The old Government Printing Office, Wellington, was the scene of many incidents, both grave and gay, and changes from « pica to brevier » as the intelligent comp freely translated Horace Greeley of respected memory. Piece-rooms have always been the rallying point of all odd characters, and I think the piece-room of the Government Printing Office has more than had its share of « cards. » I have repeatedly heard readers remark that if they kept a record of the brilliant flashes of wit which have emanated from the proofs of piece hands, it would soon fill up a goodly pile of paper. We have all of us read many accounts of the way in which the I. C. interprets his orders to « follow copy. » It was strongly enforced upon the writer when an apprentice that he was to « follow copy, even if it went out of the window, » but he has never yet followed it that far. Still we come across men who will follow copy or instructions as implicitly as recommended to the writer. This brings me back to the old Government Printing Office. His name was Mahoney, which carries so much of the genuine brogue with it that it seems hardly necessary for me to inform you that he was an Irishman. Perhaps it is a bull to say so, but all Irishmen are not Irish, but it is a fact. Nevertheless M. was an Irishman. He had been for some time on his lines, when one day the foreman gave him a house-proof to correct, saying as he gave it to him— « Take your time on it, » —meaning, of course, that the time of correcting the galley of matter was to be taken, so as to be charged as author's corrections. But M., in the simplicity of his nature thought the boss was giving him a soft thing, and after an effusive « thank you » to his benefactor, he retired to his frame, and after laying the proof upon that article of furniture he rubbed some invisible soap off his hands, and remarked to himself (a very common practice with the Celts) with a chuckle, « Bedad, this is the finest mike I have had for many a day, » and thereupon filled up his pipe and retired to the back of the premises for half-an-hour's smoke. Included in the programme of his mike was the reading of the paper, and gossip ad lib.

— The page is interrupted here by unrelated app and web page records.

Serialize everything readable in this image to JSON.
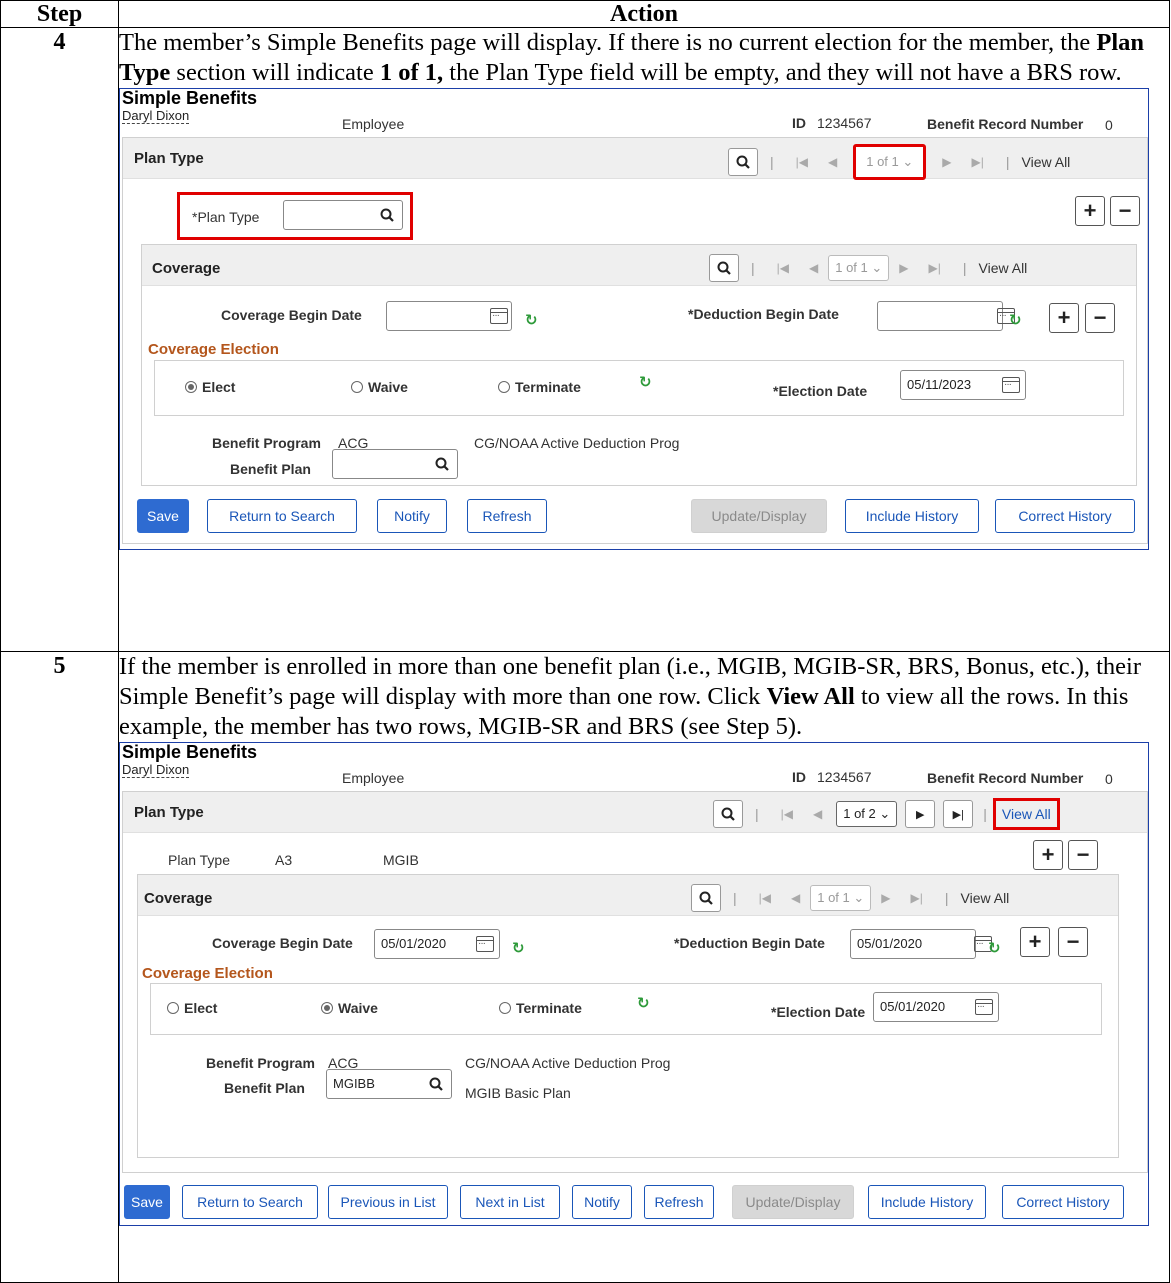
{
  "table": {
    "headers": [
      "Step",
      "Action"
    ],
    "steps": [
      {
        "number": "4",
        "text_html": "The member’s Simple Benefits page will display. If there is no current election for the member, the <b>Plan Type</b> section will indicate <b>1 of 1,</b> the Plan Type field will be empty, and they will not have a BRS row."
      },
      {
        "number": "5",
        "text_html": "If the member is enrolled in more than one benefit plan (i.e., MGIB, MGIB-SR, BRS, Bonus, etc.), their Simple Benefit’s page will display with more than one row. Click <b>View All</b> to view all the rows. In this example, the member has two rows, MGIB-SR and BRS (see Step 5)."
      }
    ]
  },
  "screens": [
    {
      "title": "Simple Benefits",
      "name": "Daryl Dixon",
      "employee_label": "Employee",
      "id_label": "ID",
      "id_value": "1234567",
      "brn_label": "Benefit Record Number",
      "brn_value": "0",
      "plan_header": "Plan Type",
      "plan_nav": {
        "count": "1 of 1",
        "view_all": "View All"
      },
      "plan_type_label": "*Plan Type",
      "plan_type_value": "",
      "coverage_header": "Coverage",
      "coverage_nav": {
        "count": "1 of 1",
        "view_all": "View All"
      },
      "coverage_begin_label": "Coverage Begin Date",
      "coverage_begin_value": "",
      "deduction_begin_label": "*Deduction Begin Date",
      "deduction_begin_value": "",
      "coverage_election_title": "Coverage Election",
      "elect_label": "Elect",
      "waive_label": "Waive",
      "terminate_label": "Terminate",
      "selected_election": "Elect",
      "election_date_label": "*Election Date",
      "election_date_value": "05/11/2023",
      "benefit_program_label": "Benefit Program",
      "benefit_program_value": "ACG",
      "benefit_program_desc": "CG/NOAA Active Deduction Prog",
      "benefit_plan_label": "Benefit Plan",
      "benefit_plan_value": "",
      "benefit_plan_desc": "",
      "buttons": {
        "save": "Save",
        "return_to_search": "Return to Search",
        "notify": "Notify",
        "refresh": "Refresh",
        "update_display": "Update/Display",
        "include_history": "Include History",
        "correct_history": "Correct History"
      }
    },
    {
      "title": "Simple Benefits",
      "name": "Daryl Dixon",
      "employee_label": "Employee",
      "id_label": "ID",
      "id_value": "1234567",
      "brn_label": "Benefit Record Number",
      "brn_value": "0",
      "plan_header": "Plan Type",
      "plan_nav": {
        "count": "1 of 2",
        "view_all": "View All"
      },
      "plan_type_label": "Plan Type",
      "plan_type_value": "A3",
      "plan_type_desc": "MGIB",
      "coverage_header": "Coverage",
      "coverage_nav": {
        "count": "1 of 1",
        "view_all": "View All"
      },
      "coverage_begin_label": "Coverage Begin Date",
      "coverage_begin_value": "05/01/2020",
      "deduction_begin_label": "*Deduction Begin Date",
      "deduction_begin_value": "05/01/2020",
      "coverage_election_title": "Coverage Election",
      "elect_label": "Elect",
      "waive_label": "Waive",
      "terminate_label": "Terminate",
      "selected_election": "Waive",
      "election_date_label": "*Election Date",
      "election_date_value": "05/01/2020",
      "benefit_program_label": "Benefit Program",
      "benefit_program_value": "ACG",
      "benefit_program_desc": "CG/NOAA Active Deduction Prog",
      "benefit_plan_label": "Benefit Plan",
      "benefit_plan_value": "MGIBB",
      "benefit_plan_desc": "MGIB Basic Plan",
      "buttons": {
        "save": "Save",
        "return_to_search": "Return to Search",
        "previous_in_list": "Previous in List",
        "next_in_list": "Next in List",
        "notify": "Notify",
        "refresh": "Refresh",
        "update_display": "Update/Display",
        "include_history": "Include History",
        "correct_history": "Correct History"
      }
    }
  ],
  "icons": {
    "search": "magnifier-icon",
    "calendar": "calendar-icon",
    "refresh": "refresh-icon",
    "add": "plus-icon",
    "remove": "minus-icon"
  },
  "colors": {
    "highlight": "#e00000",
    "primary_button": "#2e6bd1",
    "link": "#1a56b8",
    "coverage_election": "#b4561c",
    "refresh_icon": "#2e9a3a"
  }
}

In this manner M. managed to spend two days over four hours' correcting, when the boss suddenly entered his elysium and wanted to know what was the matter with the galley, and how much longer it was going to take him before he was finished. « Why, » innocently remarked the Hibernian, « you tould me to take me time, and bedad I think I've managed it pretty well! »